That's a good definition of the Product Owner... and as an add-on to last post, he's the one that gets the blame when he takes bad decisions. This time the product owner choose to prioritize a quick deliver instead of focusing on requirements, and this was not a happy choice. Luckily, his head has not been chopped and it is not going to be, but surely this taught him something.
Unluckily, the Product Owner is also the one who gets the blame when decisions were good but the outcome wasn't. Moreover, we have to remember that a bad decision is better than no decisions at all, as bad decisions can (almost) always be reversed, and that we firmly believe that everyone is always doing (trying to do) his best.
So what's the point in being a Product Owner? well, it is true that you have to carry the burden of insuccess, but you also are the shining star in case of success. Nevertheless, it is quite difficult to find someone who is willing to play this role when you're transitioning to Scrum, because of that axe always lurking above. Even more difficult when the Product Owner is an external customer.
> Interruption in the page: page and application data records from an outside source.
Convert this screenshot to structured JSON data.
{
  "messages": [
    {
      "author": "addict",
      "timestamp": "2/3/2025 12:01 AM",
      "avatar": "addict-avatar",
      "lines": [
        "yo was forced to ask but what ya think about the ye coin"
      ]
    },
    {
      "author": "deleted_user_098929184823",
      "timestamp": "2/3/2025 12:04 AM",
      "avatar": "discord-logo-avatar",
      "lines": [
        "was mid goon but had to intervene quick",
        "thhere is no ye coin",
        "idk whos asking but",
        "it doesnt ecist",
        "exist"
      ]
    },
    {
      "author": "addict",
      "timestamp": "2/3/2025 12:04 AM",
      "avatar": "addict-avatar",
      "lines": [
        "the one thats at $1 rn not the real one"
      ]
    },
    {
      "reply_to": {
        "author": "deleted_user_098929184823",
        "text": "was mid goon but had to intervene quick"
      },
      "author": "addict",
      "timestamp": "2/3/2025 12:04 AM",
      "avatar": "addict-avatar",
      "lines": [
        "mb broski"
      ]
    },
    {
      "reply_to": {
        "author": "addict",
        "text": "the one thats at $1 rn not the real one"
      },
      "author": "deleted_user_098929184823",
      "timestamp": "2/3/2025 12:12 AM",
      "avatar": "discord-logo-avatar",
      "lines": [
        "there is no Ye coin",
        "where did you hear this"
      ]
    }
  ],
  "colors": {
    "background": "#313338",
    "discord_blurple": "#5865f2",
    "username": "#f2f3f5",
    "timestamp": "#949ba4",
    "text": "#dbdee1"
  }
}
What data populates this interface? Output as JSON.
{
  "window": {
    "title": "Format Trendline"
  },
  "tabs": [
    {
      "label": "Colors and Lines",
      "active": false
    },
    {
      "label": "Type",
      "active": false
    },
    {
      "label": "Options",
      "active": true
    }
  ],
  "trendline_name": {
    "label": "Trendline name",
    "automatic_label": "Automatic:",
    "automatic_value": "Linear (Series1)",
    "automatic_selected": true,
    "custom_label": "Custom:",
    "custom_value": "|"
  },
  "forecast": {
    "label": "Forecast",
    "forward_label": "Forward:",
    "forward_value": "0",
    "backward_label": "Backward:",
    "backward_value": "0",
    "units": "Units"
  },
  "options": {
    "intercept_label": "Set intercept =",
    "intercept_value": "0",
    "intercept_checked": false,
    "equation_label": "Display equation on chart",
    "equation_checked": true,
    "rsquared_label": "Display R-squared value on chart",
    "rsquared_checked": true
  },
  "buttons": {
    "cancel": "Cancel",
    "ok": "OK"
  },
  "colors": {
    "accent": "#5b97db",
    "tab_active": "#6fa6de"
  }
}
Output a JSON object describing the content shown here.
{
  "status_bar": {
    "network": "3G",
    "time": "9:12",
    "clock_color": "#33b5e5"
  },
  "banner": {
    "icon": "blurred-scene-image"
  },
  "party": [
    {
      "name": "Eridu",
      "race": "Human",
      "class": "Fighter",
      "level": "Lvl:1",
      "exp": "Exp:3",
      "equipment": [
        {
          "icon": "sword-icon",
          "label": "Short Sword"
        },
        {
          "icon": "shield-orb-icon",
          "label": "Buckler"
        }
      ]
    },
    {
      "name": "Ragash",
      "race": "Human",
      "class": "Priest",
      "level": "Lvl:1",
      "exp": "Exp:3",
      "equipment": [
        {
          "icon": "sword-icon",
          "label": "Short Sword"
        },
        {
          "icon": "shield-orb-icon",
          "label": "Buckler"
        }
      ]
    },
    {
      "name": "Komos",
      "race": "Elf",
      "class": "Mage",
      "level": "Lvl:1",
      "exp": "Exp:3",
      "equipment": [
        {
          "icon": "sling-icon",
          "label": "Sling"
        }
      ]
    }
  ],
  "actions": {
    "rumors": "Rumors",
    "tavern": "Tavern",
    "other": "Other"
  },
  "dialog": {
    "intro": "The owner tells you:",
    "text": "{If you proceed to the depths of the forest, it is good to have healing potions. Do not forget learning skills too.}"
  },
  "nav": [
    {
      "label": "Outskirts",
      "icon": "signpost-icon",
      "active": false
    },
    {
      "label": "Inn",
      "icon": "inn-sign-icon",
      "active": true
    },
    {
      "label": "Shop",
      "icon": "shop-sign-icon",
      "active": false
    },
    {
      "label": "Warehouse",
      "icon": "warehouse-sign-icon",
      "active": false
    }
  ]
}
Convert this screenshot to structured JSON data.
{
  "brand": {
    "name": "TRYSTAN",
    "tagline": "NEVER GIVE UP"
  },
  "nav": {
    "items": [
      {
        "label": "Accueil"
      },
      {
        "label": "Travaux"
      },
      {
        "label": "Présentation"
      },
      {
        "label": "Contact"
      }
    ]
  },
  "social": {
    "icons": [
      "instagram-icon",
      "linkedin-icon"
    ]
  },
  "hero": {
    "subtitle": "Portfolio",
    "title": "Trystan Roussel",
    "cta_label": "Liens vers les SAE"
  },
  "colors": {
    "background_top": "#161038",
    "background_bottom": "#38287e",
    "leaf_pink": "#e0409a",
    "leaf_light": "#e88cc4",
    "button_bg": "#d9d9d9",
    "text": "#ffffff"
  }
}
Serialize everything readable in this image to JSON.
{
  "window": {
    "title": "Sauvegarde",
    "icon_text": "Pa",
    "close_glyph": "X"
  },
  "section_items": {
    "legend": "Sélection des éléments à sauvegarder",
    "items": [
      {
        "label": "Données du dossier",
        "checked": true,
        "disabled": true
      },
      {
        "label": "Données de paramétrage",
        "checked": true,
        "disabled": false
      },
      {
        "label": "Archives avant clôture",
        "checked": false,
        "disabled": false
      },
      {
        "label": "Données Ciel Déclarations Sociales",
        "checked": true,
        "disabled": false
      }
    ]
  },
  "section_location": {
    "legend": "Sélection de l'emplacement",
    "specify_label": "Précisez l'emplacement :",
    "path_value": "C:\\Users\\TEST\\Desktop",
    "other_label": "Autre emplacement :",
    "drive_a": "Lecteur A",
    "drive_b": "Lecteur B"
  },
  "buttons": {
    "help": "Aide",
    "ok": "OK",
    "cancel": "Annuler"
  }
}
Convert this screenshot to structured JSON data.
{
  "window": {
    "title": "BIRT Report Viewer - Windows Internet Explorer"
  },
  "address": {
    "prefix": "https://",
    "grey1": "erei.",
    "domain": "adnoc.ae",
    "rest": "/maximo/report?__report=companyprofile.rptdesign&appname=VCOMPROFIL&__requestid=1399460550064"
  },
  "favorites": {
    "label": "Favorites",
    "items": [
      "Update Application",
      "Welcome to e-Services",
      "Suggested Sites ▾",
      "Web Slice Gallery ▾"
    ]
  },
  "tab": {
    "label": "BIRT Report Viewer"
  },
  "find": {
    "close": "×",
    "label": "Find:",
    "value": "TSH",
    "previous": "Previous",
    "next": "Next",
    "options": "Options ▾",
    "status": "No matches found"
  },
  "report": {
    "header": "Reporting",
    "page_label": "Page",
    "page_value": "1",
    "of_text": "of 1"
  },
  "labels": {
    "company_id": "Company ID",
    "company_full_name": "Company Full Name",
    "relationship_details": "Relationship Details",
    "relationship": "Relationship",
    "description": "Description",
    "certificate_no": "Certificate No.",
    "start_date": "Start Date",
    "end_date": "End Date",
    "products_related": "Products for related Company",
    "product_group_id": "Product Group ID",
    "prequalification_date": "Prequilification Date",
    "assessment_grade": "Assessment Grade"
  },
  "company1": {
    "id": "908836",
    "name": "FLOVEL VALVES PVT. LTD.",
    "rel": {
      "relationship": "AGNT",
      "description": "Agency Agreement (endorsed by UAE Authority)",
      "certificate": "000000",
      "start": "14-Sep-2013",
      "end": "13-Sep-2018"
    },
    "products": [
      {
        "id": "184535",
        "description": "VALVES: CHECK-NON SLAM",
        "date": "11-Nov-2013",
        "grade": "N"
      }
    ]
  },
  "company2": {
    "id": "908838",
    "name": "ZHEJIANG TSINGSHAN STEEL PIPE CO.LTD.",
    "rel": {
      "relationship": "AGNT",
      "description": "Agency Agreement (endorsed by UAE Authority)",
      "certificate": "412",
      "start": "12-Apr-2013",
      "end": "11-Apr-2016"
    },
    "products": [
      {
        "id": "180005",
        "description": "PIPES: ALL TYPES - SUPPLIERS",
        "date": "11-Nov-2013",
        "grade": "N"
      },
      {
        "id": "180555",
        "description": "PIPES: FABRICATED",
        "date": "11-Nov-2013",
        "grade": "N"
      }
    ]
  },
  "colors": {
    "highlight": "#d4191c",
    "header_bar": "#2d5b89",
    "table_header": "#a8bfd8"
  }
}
The only way we have to persuade people is to educate them, showing that we are not looking for a single neck to chop, but we're looking for someone that could help us to reach a truly win-win situation.